Dataset rows for apps and sites:
»»

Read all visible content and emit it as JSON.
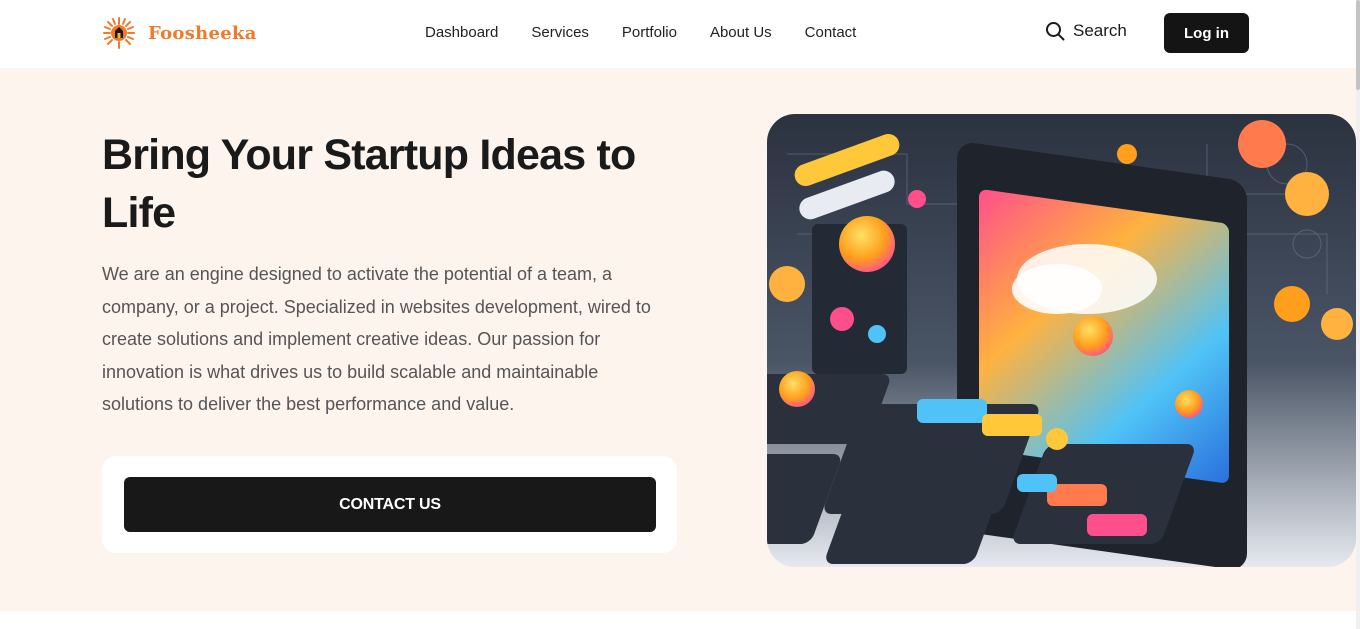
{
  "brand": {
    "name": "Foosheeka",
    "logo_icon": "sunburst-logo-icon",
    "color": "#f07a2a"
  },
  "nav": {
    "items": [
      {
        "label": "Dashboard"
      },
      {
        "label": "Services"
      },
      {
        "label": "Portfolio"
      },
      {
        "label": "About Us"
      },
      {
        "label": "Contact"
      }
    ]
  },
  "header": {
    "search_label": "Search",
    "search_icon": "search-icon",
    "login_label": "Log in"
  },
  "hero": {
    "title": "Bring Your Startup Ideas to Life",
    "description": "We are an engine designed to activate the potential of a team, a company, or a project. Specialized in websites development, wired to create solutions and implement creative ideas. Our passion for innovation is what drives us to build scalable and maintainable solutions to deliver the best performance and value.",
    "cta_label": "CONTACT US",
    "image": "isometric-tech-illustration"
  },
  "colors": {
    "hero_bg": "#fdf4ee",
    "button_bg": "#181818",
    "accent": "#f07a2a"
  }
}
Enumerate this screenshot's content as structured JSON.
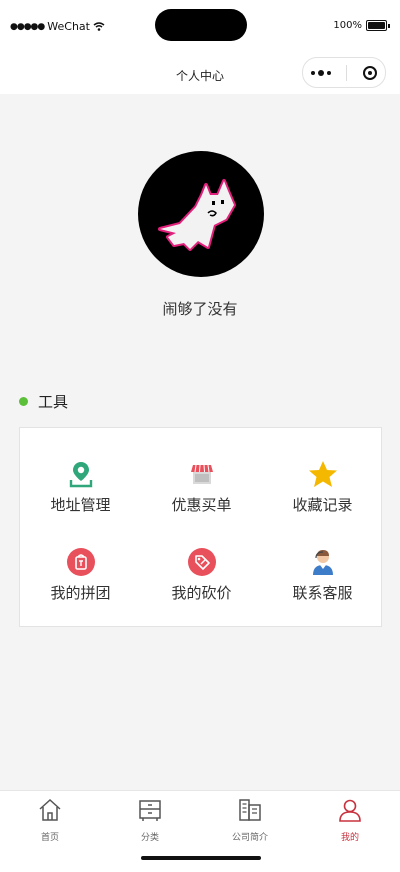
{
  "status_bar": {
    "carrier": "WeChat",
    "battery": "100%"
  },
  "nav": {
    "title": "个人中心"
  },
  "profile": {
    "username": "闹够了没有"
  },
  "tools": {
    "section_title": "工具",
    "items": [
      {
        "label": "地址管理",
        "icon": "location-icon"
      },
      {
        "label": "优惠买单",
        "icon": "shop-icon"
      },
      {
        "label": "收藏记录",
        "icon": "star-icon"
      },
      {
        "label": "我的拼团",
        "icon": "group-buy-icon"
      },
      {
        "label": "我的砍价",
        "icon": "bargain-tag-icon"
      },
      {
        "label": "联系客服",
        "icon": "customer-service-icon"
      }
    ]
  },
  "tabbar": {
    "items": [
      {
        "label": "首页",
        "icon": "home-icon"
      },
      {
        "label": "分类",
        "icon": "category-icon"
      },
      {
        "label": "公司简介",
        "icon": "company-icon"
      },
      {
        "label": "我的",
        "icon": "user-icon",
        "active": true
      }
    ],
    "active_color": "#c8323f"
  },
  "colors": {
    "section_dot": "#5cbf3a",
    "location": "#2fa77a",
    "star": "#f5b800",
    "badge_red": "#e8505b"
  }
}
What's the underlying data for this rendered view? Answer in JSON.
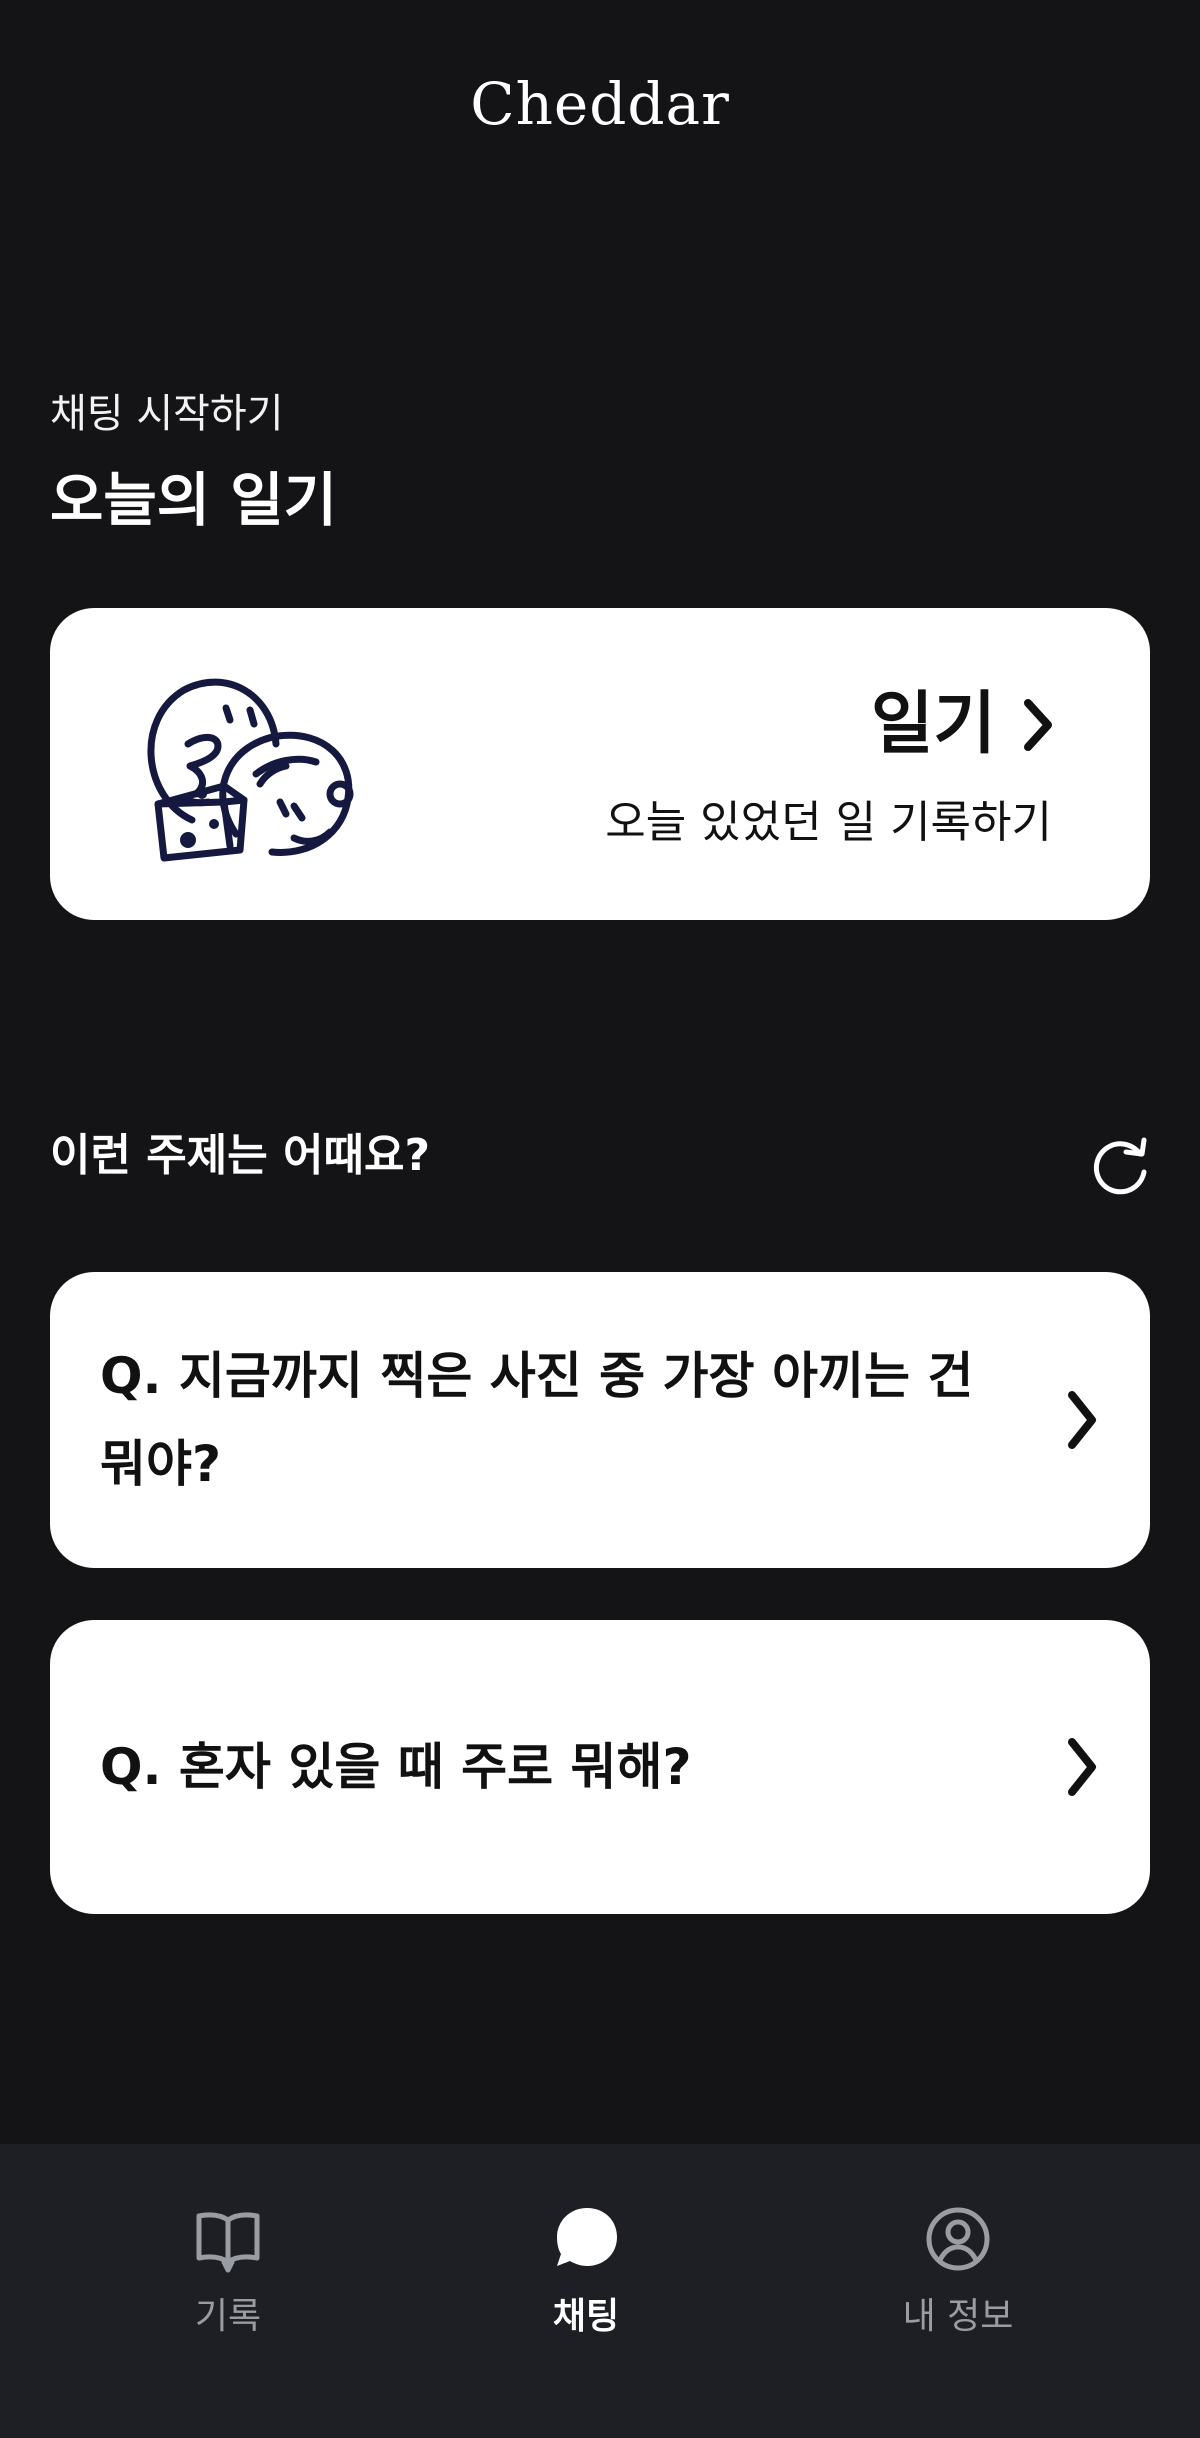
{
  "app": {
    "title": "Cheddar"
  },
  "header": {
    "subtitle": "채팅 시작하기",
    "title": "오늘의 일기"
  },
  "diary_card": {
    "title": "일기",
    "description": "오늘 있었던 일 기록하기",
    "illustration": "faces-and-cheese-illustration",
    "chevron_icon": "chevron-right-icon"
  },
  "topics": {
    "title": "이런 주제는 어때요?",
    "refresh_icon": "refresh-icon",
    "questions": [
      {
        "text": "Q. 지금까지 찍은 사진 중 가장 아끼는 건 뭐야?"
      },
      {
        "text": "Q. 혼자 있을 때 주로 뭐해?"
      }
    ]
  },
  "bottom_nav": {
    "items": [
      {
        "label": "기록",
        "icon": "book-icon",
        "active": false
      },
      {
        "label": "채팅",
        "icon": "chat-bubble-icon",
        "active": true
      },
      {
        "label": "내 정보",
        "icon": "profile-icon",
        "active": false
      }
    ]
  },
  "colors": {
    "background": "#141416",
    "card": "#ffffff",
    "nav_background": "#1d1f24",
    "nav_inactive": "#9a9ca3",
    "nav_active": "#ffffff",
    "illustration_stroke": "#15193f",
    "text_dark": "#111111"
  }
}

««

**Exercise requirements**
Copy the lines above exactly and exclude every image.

**Task output**
Read all visible content and emit it as JSON.
{
  "brand": {
    "name": "Foosheeka",
    "logo_icon": "sunburst-logo-icon",
    "color": "#f07a2a"
  },
  "nav": {
    "items": [
      {
        "label": "Dashboard"
      },
      {
        "label": "Services"
      },
      {
        "label": "Portfolio"
      },
      {
        "label": "About Us"
      },
      {
        "label": "Contact"
      }
    ]
  },
  "header": {
    "search_label": "Search",
    "search_icon": "search-icon",
    "login_label": "Log in"
  },
  "hero": {
    "title": "Bring Your Startup Ideas to Life",
    "description": "We are an engine designed to activate the potential of a team, a company, or a project. Specialized in websites development, wired to create solutions and implement creative ideas. Our passion for innovation is what drives us to build scalable and maintainable solutions to deliver the best performance and value.",
    "cta_label": "CONTACT US",
    "image": "isometric-tech-illustration"
  },
  "colors": {
    "hero_bg": "#fdf4ee",
    "button_bg": "#181818",
    "accent": "#f07a2a"
  }
}
Enumerate this screenshot's content as structured JSON.
{
  "status_bar": {
    "carrier": "WeChat",
    "battery": "100%"
  },
  "nav": {
    "title": "个人中心"
  },
  "profile": {
    "username": "闹够了没有"
  },
  "tools": {
    "section_title": "工具",
    "items": [
      {
        "label": "地址管理",
        "icon": "location-icon"
      },
      {
        "label": "优惠买单",
        "icon": "shop-icon"
      },
      {
        "label": "收藏记录",
        "icon": "star-icon"
      },
      {
        "label": "我的拼团",
        "icon": "group-buy-icon"
      },
      {
        "label": "我的砍价",
        "icon": "bargain-tag-icon"
      },
      {
        "label": "联系客服",
        "icon": "customer-service-icon"
      }
    ]
  },
  "tabbar": {
    "items": [
      {
        "label": "首页",
        "icon": "home-icon"
      },
      {
        "label": "分类",
        "icon": "category-icon"
      },
      {
        "label": "公司简介",
        "icon": "company-icon"
      },
      {
        "label": "我的",
        "icon": "user-icon",
        "active": true
      }
    ],
    "active_color": "#c8323f"
  },
  "colors": {
    "section_dot": "#5cbf3a",
    "location": "#2fa77a",
    "star": "#f5b800",
    "badge_red": "#e8505b"
  }
}
What's the underlying data for this rendered view? Answer in JSON.
{
  "app": {
    "title": "Cheddar"
  },
  "header": {
    "subtitle": "채팅 시작하기",
    "title": "오늘의 일기"
  },
  "diary_card": {
    "title": "일기",
    "description": "오늘 있었던 일 기록하기",
    "illustration": "faces-and-cheese-illustration",
    "chevron_icon": "chevron-right-icon"
  },
  "topics": {
    "title": "이런 주제는 어때요?",
    "refresh_icon": "refresh-icon",
    "questions": [
      {
        "text": "Q. 지금까지 찍은 사진 중 가장 아끼는 건 뭐야?"
      },
      {
        "text": "Q. 혼자 있을 때 주로 뭐해?"
      }
    ]
  },
  "bottom_nav": {
    "items": [
      {
        "label": "기록",
        "icon": "book-icon",
        "active": false
      },
      {
        "label": "채팅",
        "icon": "chat-bubble-icon",
        "active": true
      },
      {
        "label": "내 정보",
        "icon": "profile-icon",
        "active": false
      }
    ]
  },
  "colors": {
    "background": "#141416",
    "card": "#ffffff",
    "nav_background": "#1d1f24",
    "nav_inactive": "#9a9ca3",
    "nav_active": "#ffffff",
    "illustration_stroke": "#15193f",
    "text_dark": "#111111"
  }
}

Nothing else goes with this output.